Pentagon Recommends Against Iraq Troop Cuts

With Democratic Party presidential nominee Barrack Obama declaring last night “the surge succeeded beyond our wildest dreams,” in a high profile interview on Fox News, and Republican vice presidential nominee Sarah Palin claiming twice in her speech the night before that victory in Iraq is “within sight,” the casual observer could be forgiven for believing that the Iraq War is at an end. Indeed, one year ago this month General David Petraeus testified that the military objectives of the surge had been met and proposed the start of a drawdown to pre-surge levels. Since that time the Bush Administration has done nothing to contradict this view, crowing loudly at every public opportunity that the surge is a success and has brought security to Iraq.

At the peak of the surge, there were 168,000 American troops in Iraq. In his testimony last September, Gen. Petraeus predicted that number could return to the pre-surge level of around 130,000 by summer of 2008. But in April, Gen. Petraeus recommended a pause in the troop drawdown in July, citing the “fragile and reversible” nature of the “gains”. President Bush agreed, and announced a “45-day freeze” in troop cuts to begin in July. The AP reported at the time that this “virtually guarantees that more than 100,000” troops will remain in Iraq when the next President takes office.

Today, there are 146,000 troops in Iraq… still above pre-surge levels. With the aforementioned freeze scheduled to end, the Pentagon has recommended that the President extend the “pause” through the remainder of his administration, and that perhaps “up to 7,500” troops could be withdrawn sometime between late January and early February of 2009.

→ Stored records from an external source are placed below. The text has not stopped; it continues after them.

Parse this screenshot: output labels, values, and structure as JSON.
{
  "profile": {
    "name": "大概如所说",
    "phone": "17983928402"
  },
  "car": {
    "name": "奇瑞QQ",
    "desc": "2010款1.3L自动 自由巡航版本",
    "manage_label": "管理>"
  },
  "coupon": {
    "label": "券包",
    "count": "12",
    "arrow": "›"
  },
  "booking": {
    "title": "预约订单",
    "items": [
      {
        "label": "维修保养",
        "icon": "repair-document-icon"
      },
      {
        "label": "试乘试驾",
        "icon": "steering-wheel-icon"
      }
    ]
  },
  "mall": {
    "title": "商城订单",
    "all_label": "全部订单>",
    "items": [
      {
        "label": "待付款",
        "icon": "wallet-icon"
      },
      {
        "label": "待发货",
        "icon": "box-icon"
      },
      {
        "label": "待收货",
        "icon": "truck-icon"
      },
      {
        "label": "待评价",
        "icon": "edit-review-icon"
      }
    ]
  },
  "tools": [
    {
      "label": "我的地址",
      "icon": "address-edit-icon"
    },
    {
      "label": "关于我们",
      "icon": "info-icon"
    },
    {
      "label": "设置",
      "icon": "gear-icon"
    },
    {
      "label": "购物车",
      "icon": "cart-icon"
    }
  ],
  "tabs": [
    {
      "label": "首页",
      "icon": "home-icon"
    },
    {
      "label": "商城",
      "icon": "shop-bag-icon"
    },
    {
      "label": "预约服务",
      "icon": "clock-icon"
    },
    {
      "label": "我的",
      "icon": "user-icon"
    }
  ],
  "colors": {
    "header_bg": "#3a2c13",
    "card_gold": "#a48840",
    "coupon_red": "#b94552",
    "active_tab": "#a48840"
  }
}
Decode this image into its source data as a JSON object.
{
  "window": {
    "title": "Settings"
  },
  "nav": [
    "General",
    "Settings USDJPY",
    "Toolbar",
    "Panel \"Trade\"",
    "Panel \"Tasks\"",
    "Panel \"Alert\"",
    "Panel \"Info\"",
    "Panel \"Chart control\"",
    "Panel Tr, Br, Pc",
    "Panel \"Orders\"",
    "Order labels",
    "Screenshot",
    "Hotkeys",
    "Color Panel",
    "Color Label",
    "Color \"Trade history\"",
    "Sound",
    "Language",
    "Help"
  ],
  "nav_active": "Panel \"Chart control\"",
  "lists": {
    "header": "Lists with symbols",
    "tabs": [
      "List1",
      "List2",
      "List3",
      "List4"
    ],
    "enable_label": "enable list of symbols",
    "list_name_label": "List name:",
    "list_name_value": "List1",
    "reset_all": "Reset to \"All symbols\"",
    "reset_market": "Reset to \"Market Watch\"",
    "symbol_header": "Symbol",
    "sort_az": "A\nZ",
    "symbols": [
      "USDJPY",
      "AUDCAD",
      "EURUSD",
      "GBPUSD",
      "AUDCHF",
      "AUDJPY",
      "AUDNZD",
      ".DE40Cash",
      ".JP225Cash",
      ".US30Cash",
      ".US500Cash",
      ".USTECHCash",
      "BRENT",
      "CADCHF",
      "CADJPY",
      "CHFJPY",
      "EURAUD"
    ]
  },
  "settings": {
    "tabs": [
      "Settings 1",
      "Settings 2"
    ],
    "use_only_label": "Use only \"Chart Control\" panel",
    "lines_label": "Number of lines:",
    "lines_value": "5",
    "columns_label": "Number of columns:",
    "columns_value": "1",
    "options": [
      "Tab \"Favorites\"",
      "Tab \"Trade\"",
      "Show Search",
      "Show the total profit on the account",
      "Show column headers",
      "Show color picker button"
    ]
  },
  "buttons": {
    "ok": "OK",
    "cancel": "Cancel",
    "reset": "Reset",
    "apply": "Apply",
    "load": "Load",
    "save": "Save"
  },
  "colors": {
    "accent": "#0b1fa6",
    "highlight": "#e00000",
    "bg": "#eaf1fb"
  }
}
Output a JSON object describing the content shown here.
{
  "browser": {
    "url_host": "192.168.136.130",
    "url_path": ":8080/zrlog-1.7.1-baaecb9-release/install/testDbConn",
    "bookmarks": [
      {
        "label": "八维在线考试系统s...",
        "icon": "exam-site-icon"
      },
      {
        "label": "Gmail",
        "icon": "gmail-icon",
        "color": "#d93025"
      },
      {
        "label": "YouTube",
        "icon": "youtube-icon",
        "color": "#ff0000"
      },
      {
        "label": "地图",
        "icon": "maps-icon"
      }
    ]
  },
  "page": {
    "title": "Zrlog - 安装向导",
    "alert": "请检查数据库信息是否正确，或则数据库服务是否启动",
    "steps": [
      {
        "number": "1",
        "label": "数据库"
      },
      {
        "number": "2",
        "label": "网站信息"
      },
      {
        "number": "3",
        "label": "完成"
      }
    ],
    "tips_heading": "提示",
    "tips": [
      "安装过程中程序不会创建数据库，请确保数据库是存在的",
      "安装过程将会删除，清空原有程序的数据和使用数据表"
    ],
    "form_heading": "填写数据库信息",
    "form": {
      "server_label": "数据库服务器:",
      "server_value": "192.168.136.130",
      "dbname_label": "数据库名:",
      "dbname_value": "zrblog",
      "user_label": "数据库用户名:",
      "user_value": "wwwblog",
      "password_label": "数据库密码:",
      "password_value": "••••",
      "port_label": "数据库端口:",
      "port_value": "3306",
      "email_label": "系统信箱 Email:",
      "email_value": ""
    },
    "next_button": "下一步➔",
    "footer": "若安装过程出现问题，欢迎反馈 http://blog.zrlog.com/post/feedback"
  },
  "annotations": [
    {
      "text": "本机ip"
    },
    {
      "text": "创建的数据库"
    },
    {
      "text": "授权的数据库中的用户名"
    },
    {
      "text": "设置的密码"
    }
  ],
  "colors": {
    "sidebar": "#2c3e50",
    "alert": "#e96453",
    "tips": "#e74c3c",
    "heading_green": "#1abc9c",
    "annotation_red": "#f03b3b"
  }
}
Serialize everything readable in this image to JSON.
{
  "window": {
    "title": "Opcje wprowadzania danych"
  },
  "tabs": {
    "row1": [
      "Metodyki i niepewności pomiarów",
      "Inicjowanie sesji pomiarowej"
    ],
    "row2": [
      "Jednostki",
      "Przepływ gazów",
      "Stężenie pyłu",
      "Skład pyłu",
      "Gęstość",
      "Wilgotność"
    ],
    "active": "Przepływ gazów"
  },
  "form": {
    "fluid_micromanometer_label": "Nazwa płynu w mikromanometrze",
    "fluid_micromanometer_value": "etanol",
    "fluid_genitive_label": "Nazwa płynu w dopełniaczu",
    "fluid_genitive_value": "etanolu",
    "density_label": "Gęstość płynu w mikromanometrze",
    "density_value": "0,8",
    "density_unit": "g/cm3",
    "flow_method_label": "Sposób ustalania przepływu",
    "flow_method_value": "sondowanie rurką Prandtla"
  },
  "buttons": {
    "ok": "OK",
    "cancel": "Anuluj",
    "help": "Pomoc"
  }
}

Not that the troops will be coming home. Under the plan, some 4,500 of them would be sent to Afghanistan to contend with the escalation of violence in that country. Even this is a far cry from the three additional brigades that Admiral Michael Mullen has said are required in Afghanistan, leaving one to wonder: with the army already strained and the Iraq War dragging on, where will the administration find these additional troops for an Afghan surge?

Author: Jason Ditz

Jason Ditz is Senior Editor for He has 20 years of experience in foreign policy research and his work has appeared in The American Conservative, Responsible Statecraft, Forbes, Toronto Star, Minneapolis Star-Tribune, Providence Journal, Washington Times, and the Detroit Free Press.